Meaning of OFF in English


I. ˈȯf adverb

Etymology: Middle English of, from Old English — more at of

Date: before 12th century



(1) : from a place or position

march off

specifically : away from land

ship stood off to sea

(2) : at a distance in space or time

stood 10 paces off

a long way off

b. : from a course : aside

turned off into a bypath

specifically : away from the wind

c. : into an unconscious state

dozed off


a. : so as to be separated from support

rolled to the edge of the table and off

or close contact

blew the lid off

the handle came off

b. : so as to be divided

surface marked off into squares


a. : to a state of discontinuance or suspension

shut off an engine

b. — used as an intensifier

drink off a glass

finish it off

4. : in absence from or suspension of regular work or service

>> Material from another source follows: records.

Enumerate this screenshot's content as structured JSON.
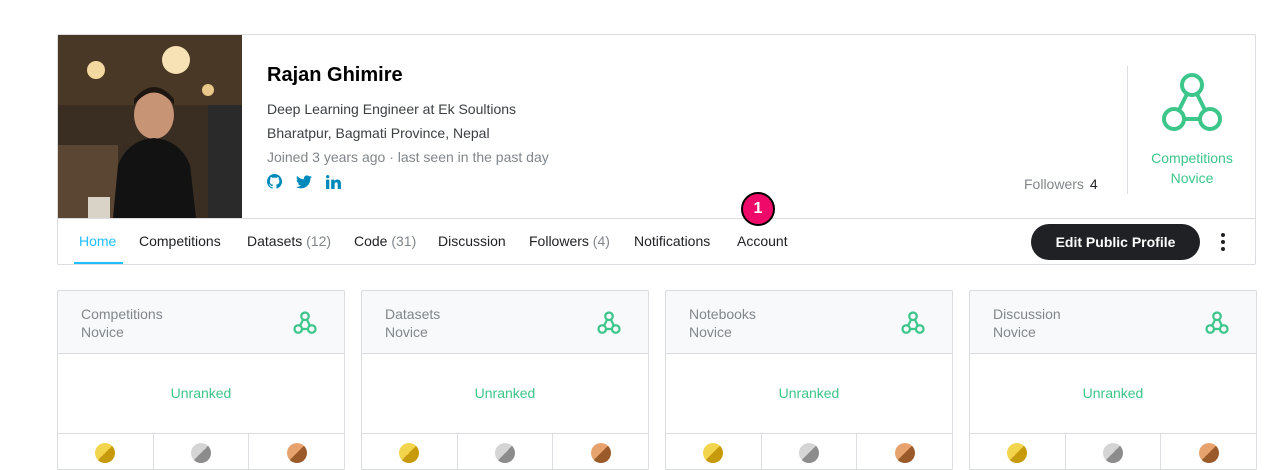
{
  "profile": {
    "name": "Rajan Ghimire",
    "occupation": "Deep Learning Engineer at Ek Soultions",
    "location": "Bharatpur, Bagmati Province, Nepal",
    "joined": "Joined 3 years ago · last seen in the past day",
    "social_icons": [
      "github-icon",
      "twitter-icon",
      "linkedin-icon"
    ],
    "followers_label": "Followers",
    "followers_count": "4",
    "tier_line1": "Competitions",
    "tier_line2": "Novice"
  },
  "tabs": [
    {
      "label": "Home",
      "count": ""
    },
    {
      "label": "Competitions",
      "count": ""
    },
    {
      "label": "Datasets",
      "count": "(12)"
    },
    {
      "label": "Code",
      "count": "(31)"
    },
    {
      "label": "Discussion",
      "count": ""
    },
    {
      "label": "Followers",
      "count": "(4)"
    },
    {
      "label": "Notifications",
      "count": ""
    },
    {
      "label": "Account",
      "count": ""
    }
  ],
  "notification_badge": "1",
  "edit_button": "Edit Public Profile",
  "stat_cards": [
    {
      "title1": "Competitions",
      "title2": "Novice",
      "rank": "Unranked"
    },
    {
      "title1": "Datasets",
      "title2": "Novice",
      "rank": "Unranked"
    },
    {
      "title1": "Notebooks",
      "title2": "Novice",
      "rank": "Unranked"
    },
    {
      "title1": "Discussion",
      "title2": "Novice",
      "rank": "Unranked"
    }
  ],
  "colors": {
    "accent": "#20beff",
    "tier": "#3cc68a",
    "badge": "#ef0a6a",
    "button": "#202124"
  }
}
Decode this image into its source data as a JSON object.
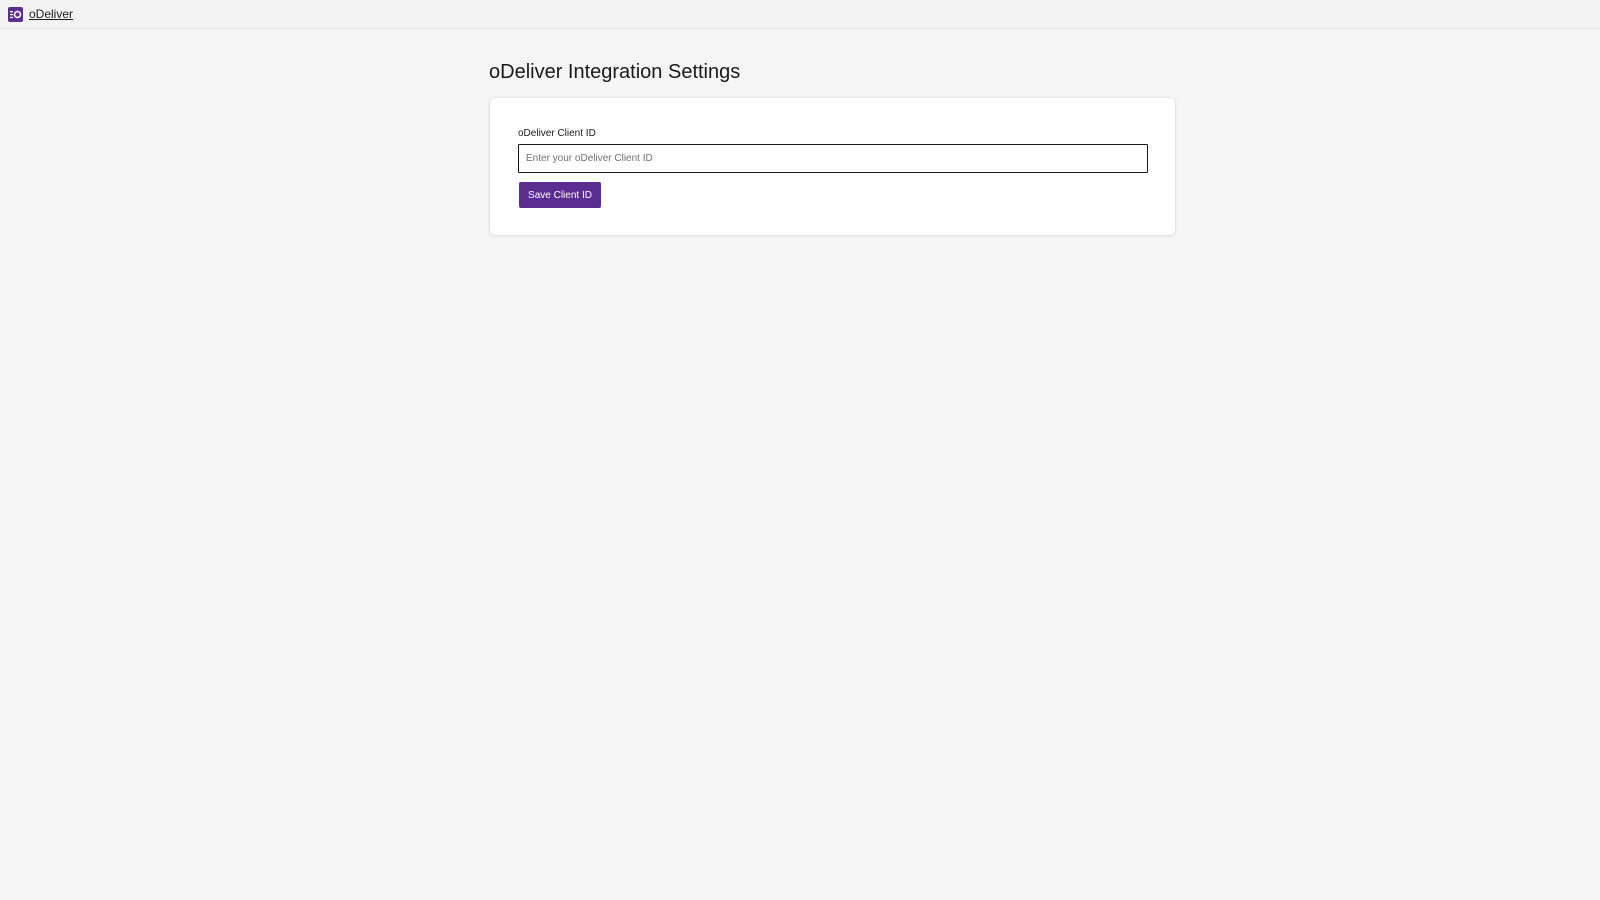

take time off for lunch

5. : offstage

II. preposition

Date: before 12th century


a. — used as a function word to indicate physical separation or distance from a position of rest, attachment, or union

take it off the table

a path off the main walk

a shop just off the main street

b. : to seaward of

two miles off shore

2. : from the possession or charge of

had his wallet stolen off him

3. — used as a function word to indicate the object of an action

borrowed a dollar off him

dined off oysters


a. — used as a function word to indicate the suspension of an occupation or activity

off duty

off liquor

b. : below the usual standard or level of

off his game

III. adjective

Date: 1666


a. : seaward

b. : right

c. : more removed or distant

the off side of the building


a. : started on the way

off on a spree

b. : not taking place or staying in effect : canceled

the deal was off

c. : not operating

d. : not placed so as to permit operation


a. : not corresponding to fact : incorrect

off in his reckoning

b. : poor , subnormal

c. : not entirely sane : eccentric

d. : remote , slight

an off chance


a. : spent off duty

reading on his off days

b. : marked by a periodic decline in activity or business

traveled in the off season for lower prices


a. : off-color

b. : inferior

off grade of oil

also : affected with putrefaction

c. : down

stocks were off

6. : circumstanced

worse off

IV. verb

Date: 1717

intransitive verb

: to go away : depart — used chiefly as an imperative

off , or I'll shoot

transitive verb

slang : kill , murder

V. abbreviation

office; officer; official

Merriam-Webster's Collegiate English vocabulary.      Энциклопедический словарь английского языка Merriam Webster.